A person can be found guilty of the offense of assaulting a Federal officer only if all of the following facts are proved beyond a reasonable doubt:

First: That the person forcibly assaulted the person described in the indictment; Second: That the person assaulted was a Federal officer as described above, then engaged in the performance of his official duty, as charged; and Third: That the person did such acts knowingly and willfully.

It is not necessary to show that the person knew the person being forcibly assaulted was, at that time, a Federal officer carrying out an official duty so long as it is established beyond a reasonable doubt that the victim was, in fact, a Federal officer acting in the course of his duty and that the person willfully committed a forcible assault upon him.

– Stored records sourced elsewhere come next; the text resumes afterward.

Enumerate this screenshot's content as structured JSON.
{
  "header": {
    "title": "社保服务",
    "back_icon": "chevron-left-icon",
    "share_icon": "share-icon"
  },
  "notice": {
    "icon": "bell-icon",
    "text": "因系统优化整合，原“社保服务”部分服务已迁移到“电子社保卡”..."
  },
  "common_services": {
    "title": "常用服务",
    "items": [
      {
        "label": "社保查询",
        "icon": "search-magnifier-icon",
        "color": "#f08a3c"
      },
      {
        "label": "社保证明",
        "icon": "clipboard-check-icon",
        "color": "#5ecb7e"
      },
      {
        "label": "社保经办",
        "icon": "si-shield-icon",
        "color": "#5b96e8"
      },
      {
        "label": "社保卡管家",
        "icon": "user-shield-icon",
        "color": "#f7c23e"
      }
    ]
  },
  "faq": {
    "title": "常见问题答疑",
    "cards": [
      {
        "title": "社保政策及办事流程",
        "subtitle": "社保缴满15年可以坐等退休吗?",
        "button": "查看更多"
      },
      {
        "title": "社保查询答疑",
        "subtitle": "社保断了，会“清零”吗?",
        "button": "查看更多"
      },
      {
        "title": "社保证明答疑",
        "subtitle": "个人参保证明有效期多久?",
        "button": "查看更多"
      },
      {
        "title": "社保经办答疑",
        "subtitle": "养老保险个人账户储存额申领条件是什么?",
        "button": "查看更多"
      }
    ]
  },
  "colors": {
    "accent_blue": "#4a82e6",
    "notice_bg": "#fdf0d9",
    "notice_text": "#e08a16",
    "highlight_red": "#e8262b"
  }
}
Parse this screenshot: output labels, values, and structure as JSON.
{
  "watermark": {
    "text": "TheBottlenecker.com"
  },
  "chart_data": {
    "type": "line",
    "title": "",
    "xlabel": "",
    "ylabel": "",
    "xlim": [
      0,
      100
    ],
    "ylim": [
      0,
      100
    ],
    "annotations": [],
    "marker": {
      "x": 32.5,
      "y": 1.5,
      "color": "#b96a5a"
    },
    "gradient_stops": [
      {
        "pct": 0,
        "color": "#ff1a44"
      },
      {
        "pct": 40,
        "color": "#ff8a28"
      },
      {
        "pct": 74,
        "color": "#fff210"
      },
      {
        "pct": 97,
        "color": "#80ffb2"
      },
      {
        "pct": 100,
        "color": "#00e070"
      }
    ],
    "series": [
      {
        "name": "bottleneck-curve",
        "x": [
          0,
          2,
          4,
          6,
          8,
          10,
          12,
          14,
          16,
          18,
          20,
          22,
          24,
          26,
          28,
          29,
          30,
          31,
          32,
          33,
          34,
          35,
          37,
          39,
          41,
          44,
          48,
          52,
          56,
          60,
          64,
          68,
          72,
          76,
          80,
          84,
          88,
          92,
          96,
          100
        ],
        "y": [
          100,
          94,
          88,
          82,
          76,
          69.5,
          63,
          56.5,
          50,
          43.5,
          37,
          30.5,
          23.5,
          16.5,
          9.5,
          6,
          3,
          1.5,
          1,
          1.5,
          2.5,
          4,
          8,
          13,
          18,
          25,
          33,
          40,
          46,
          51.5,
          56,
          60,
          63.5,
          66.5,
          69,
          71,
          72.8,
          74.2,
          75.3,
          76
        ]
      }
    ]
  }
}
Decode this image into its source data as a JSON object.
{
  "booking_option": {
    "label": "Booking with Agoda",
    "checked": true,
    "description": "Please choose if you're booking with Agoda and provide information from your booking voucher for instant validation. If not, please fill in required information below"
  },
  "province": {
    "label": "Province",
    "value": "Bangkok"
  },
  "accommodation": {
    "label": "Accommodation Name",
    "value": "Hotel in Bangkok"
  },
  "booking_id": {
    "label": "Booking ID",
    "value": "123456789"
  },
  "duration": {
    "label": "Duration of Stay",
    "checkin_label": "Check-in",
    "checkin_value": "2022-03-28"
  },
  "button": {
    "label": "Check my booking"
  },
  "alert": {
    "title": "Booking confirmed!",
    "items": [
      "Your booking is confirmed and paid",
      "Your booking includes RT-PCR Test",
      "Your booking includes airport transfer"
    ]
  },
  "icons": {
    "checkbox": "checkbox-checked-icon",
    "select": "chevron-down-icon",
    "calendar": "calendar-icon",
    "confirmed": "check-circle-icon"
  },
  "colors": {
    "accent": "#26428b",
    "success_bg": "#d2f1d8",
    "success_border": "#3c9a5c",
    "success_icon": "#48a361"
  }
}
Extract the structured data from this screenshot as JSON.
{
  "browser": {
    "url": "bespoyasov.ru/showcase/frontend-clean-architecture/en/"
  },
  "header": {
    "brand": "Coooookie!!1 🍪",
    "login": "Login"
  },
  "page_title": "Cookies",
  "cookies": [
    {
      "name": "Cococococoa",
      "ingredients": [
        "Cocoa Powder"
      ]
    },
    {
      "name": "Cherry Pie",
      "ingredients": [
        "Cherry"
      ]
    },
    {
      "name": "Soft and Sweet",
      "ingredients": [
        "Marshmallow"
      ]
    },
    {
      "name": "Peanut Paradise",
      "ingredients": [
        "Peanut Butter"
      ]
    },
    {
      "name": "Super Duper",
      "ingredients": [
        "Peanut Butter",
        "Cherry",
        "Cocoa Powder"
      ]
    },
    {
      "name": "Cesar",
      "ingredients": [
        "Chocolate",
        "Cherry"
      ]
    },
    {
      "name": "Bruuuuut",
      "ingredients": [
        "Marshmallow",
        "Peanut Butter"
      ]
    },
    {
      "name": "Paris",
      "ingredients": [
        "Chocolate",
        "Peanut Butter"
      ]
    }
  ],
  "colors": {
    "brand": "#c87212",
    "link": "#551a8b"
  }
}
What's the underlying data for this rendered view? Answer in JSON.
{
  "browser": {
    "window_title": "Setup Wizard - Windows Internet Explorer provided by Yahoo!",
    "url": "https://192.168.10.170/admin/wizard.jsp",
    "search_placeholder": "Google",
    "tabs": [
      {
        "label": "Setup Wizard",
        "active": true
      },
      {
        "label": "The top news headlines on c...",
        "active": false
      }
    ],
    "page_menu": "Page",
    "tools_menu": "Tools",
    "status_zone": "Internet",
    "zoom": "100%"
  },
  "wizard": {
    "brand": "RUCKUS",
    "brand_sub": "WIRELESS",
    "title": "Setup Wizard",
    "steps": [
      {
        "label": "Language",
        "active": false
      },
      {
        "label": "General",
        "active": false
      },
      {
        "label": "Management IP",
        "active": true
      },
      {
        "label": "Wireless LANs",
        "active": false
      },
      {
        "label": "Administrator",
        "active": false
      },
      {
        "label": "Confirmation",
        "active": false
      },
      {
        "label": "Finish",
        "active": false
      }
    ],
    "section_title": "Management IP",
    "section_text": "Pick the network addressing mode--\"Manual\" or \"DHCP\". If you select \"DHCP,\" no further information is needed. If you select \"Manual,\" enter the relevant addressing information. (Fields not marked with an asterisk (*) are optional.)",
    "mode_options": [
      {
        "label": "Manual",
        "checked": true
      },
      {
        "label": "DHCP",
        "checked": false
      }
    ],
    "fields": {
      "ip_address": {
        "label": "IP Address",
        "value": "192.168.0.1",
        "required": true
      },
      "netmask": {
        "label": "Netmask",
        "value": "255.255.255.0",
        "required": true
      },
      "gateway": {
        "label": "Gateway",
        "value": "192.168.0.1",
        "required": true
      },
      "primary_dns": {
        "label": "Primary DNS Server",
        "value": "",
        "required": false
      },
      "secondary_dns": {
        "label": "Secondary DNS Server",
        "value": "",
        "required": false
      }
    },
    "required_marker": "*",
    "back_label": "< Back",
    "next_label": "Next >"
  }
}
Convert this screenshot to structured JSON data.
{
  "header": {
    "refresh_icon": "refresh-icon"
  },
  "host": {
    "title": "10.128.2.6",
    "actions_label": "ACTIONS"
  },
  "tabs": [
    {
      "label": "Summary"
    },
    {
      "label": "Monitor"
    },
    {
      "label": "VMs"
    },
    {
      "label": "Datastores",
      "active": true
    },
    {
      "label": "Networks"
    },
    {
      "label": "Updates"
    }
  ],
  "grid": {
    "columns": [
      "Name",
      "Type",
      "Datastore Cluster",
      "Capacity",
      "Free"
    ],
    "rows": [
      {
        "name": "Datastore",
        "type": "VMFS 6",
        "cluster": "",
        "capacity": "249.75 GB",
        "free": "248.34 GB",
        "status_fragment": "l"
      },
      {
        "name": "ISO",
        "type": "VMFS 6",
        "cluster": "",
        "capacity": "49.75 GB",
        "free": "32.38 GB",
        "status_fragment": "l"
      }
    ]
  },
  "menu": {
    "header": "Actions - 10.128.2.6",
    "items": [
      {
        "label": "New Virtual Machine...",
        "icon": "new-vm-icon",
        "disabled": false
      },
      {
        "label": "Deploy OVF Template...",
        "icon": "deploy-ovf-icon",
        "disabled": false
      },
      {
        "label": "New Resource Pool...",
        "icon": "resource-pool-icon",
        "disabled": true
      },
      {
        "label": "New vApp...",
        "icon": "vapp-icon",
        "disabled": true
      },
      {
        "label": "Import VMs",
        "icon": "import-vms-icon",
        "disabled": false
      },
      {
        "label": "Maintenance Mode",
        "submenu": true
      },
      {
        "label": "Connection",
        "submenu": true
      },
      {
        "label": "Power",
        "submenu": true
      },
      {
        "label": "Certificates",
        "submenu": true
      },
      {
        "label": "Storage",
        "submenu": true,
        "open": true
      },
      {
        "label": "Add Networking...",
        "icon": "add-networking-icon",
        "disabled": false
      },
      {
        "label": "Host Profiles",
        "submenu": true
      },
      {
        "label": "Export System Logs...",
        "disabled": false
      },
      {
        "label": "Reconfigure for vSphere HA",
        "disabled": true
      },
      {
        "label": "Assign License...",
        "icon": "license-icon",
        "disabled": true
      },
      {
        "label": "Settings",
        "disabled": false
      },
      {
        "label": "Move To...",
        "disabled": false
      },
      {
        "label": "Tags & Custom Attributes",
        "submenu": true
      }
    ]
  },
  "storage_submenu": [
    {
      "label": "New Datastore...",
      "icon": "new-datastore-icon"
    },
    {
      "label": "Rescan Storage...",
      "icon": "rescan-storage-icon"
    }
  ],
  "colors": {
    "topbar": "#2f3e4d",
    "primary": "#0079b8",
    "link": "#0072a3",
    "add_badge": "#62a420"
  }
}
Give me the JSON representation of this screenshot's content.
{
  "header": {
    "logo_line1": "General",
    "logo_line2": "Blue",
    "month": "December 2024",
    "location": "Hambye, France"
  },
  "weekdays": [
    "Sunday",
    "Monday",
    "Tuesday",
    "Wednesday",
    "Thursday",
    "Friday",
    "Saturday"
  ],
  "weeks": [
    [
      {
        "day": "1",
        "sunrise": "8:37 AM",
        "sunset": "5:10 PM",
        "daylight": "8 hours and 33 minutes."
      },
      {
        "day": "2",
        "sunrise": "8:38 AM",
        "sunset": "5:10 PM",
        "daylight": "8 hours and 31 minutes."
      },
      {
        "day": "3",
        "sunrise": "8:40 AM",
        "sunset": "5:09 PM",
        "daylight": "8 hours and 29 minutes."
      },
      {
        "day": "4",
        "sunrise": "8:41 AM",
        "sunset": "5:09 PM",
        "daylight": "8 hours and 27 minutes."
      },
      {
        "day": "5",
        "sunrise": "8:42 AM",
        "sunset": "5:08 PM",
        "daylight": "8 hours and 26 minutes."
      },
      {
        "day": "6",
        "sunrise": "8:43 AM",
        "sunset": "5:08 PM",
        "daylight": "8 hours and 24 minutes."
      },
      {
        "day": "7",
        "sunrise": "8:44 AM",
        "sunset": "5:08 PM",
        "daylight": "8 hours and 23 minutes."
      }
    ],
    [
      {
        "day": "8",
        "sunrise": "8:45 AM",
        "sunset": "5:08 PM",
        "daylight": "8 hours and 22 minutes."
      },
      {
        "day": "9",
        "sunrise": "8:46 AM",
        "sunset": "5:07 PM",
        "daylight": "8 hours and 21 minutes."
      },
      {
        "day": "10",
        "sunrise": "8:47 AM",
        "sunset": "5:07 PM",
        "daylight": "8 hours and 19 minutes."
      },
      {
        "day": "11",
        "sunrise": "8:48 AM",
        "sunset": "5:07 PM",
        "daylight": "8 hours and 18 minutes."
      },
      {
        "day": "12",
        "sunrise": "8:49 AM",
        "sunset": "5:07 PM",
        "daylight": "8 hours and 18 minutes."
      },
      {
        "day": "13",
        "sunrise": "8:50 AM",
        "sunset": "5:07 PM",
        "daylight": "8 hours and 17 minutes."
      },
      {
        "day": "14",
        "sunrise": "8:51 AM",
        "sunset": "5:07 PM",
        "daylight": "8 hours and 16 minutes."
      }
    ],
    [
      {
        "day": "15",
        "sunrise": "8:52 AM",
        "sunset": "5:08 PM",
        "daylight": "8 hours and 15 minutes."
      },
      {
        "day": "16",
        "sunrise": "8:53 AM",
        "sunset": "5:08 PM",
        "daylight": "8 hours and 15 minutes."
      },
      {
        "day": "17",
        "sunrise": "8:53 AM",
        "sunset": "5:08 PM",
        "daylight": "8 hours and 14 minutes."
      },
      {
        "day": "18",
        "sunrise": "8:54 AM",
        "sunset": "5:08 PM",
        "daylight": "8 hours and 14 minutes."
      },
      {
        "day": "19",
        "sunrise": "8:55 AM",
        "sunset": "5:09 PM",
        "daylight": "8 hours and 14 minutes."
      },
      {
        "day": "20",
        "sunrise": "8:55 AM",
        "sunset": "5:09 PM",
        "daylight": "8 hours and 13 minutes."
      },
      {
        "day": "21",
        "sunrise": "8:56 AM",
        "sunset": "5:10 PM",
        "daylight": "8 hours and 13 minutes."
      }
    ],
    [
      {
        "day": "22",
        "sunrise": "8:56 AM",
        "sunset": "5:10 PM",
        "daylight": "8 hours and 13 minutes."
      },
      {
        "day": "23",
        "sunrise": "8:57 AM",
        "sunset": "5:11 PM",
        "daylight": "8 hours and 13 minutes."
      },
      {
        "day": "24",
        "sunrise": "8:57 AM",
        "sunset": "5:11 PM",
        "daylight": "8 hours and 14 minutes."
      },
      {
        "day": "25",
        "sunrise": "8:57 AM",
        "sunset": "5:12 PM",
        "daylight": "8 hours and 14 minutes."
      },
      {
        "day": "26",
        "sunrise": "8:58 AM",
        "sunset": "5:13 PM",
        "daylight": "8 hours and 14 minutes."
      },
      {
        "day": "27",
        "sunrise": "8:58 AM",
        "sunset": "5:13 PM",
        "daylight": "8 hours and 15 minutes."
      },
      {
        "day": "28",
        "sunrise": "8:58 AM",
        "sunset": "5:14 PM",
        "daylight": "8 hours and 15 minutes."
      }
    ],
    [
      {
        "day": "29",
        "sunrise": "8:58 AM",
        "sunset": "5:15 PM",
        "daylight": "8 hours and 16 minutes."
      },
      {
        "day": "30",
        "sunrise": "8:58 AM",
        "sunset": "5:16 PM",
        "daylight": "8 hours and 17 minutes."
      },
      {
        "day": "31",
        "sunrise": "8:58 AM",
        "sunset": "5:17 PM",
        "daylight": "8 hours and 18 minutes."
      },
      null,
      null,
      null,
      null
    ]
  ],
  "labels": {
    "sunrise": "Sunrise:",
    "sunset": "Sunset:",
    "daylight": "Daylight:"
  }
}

On the other hand, the person would not be guilty of a willful assault if the evidence leaves a reasonable doubt concerning whether the person knew the victim to be a Federal officer and only acted as he did because of a reasonable, good faith belief that he needed to defend himself against an assault by a private citizen.